Users that often use this tag:
Jack Goldman died this month.
Mac? Windows? X11? You may think of visionaries who shaped technology as you know it. You might imagine that they were the original thinkers or visionary businessmen. You're wrong. The guy who laid the foundations started out trying to invent the electric car at Ford
, before being hired to Xerox creating the legendary PARC labs that invented computing as we know it; he lived to see his prediction
that "...any electric car produced in our lifetime will have to be a hybrid" come true.
posted by rodgerd
on Dec 24, 2011 -
Since SRI and Xerox invented the GUI and the mouse in the late 1970s, technology has leaped forward, but the way we interact with our computers has stood still. "10/GUI aims to bridge this gap
by rethinking the desktop to leverage technology in an intuitive and powerful way."
posted by Plutor
on Oct 13, 2009 -
is a 12-minute dialogue-free film by director Virgil Widrich about a guy inadvertently duplicating himself over and over (320 x 240 streaming Real format download link
). The most interesting aspect of the short, however, is that it was made frame-by-frame of photocopies, manipulated for jarring visual effects and then shot with a camera to put together the final cut. (Mentioned

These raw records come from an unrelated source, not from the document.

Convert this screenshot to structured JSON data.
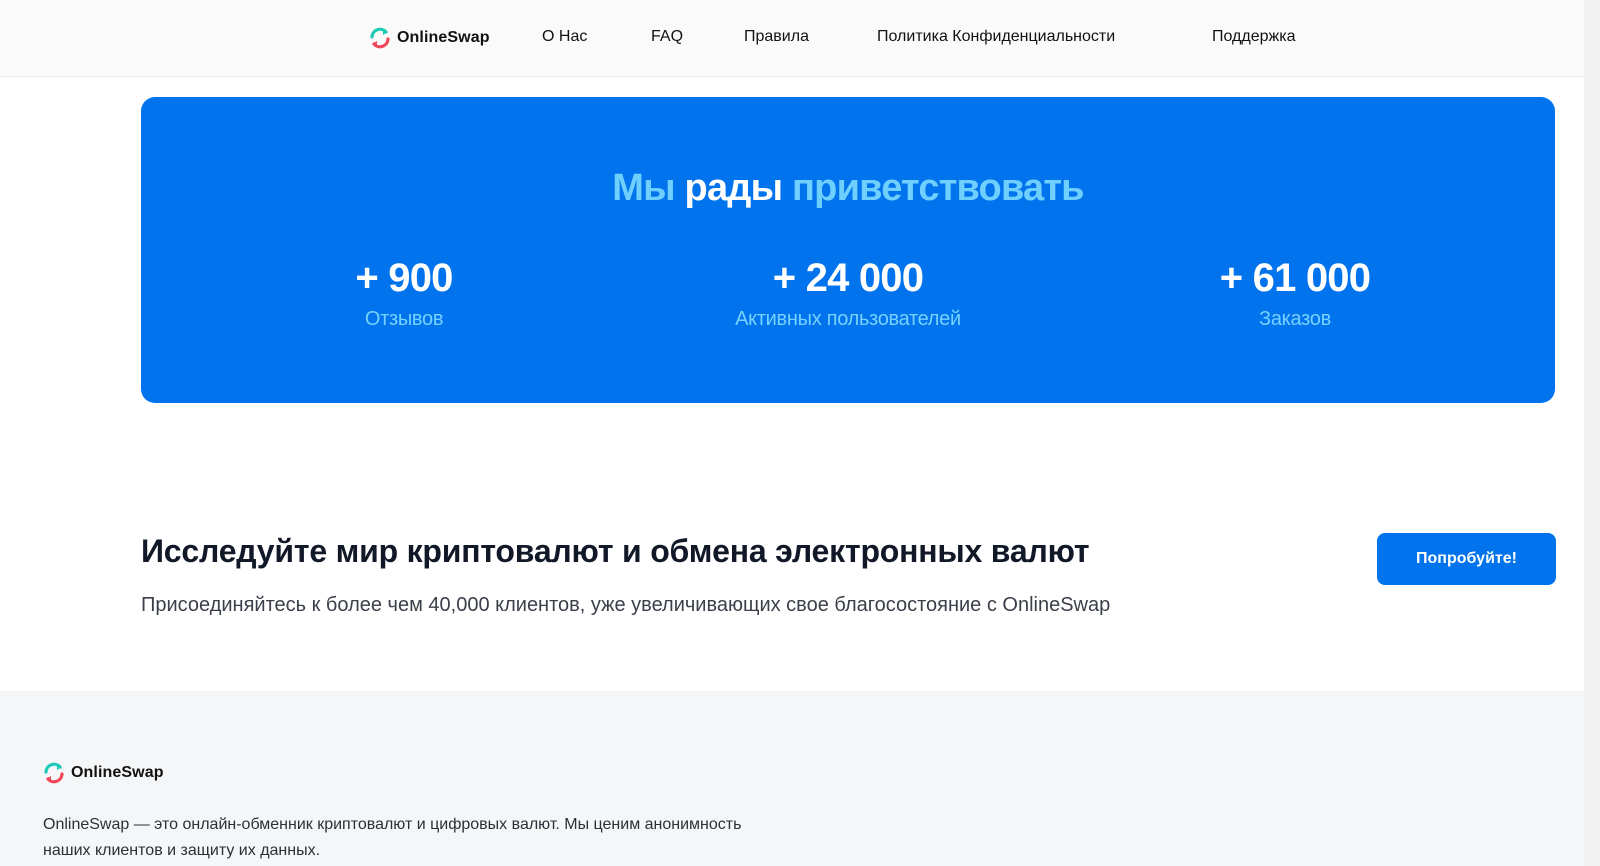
{
  "header": {
    "brand": "OnlineSwap",
    "nav": [
      "О Нас",
      "FAQ",
      "Правила",
      "Политика Конфиденциальности",
      "Поддержка"
    ]
  },
  "hero": {
    "title_part1": "Мы",
    "title_part2": "рады",
    "title_part3": "приветствовать",
    "stats": [
      {
        "value": "+ 900",
        "label": "Отзывов"
      },
      {
        "value": "+ 24 000",
        "label": "Активных пользователей"
      },
      {
        "value": "+ 61 000",
        "label": "Заказов"
      }
    ]
  },
  "cta": {
    "title": "Исследуйте мир криптовалют и обмена электронных валют",
    "subtitle": "Присоединяйтесь к более чем 40,000 клиентов, уже увеличивающих свое благосостояние с OnlineSwap",
    "button": "Попробуйте!"
  },
  "footer": {
    "brand": "OnlineSwap",
    "description": "OnlineSwap — это онлайн-обменник криптовалют и цифровых валют. Мы ценим анонимность наших клиентов и защиту их данных."
  },
  "colors": {
    "primary": "#0073ed",
    "accent_light": "#6fd0ff",
    "logo_teal": "#1ec9b7",
    "logo_red": "#f0475a"
  }
}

previously by film aficionado pxe2000.) Also see Widrich's photocopied short Fast Film
with even more calamitous, unraveling effects. Get this guy toner refills for his birthday.
posted by planetkyoto
on Mar 21, 2005 -
Boobscan - the name sums it up.
Personally I prefer this to the nobscan site posted the other day. Just sharing in the name of gender equality. (Warning: if it's not obvious enough, this link will lead to a site featuring nudity - maracas on the glass plate to be exact.)
posted by sixdifferentways
on Apr 27, 2001 -
Pre-internet, it was used to drop your pants and sit down in the office photocopier. Now you can scan your nob
and display it proudly to the rest of the world. Now I guess this is what they really meant about the Internet bringing great progress to the world...
(Disclaimer: kids probably shouldn't see this)
posted by betobeto
on Apr 19, 2001 -
Is it still "file sharing" if you don't share?
According to a Xerox Parc study, 70% of Gnutella users are downloading music, but they aren't sharing with others. Some Gnutella developers say this is a self-correcting problem and that new users will step up to fill the gap. Others think this is the start of a growing trend and the whole copyright infringement issue might go away if the greed of users in a peer-to-peer network prevents it from succeeding in the first place.
posted by honkzilla
on Aug 24, 2000 -
John Seely Brown interviewed by Wired.
The former head of Xerox Parc. There were two really insightful quotes I came across in this article;
Lurk is the cognitive apprenticeship term for legitimate peripheral participation. The culture of the Internet allows you to link, lurk, and learn. Once you lurk you can pick up the genre of that community, and you can move from the periphery to the center safely asking a question.
Sort of like Metafilter =) And...
Bob Metcalfe has it all wrong: The power of a network isn't the square of the number of people - it's the number of communities it supports. If you look at n people, there are potentially 2**n communities.
I've actually wondered about Metcalfe's law. This n^2 has always seemed metaphorical to me, but it seems a lot of people mention it as if it were a literal relationship. What is the "value" of a network anyway? Anyone know of research on this?
posted by lockecito
on Aug 16, 2000 -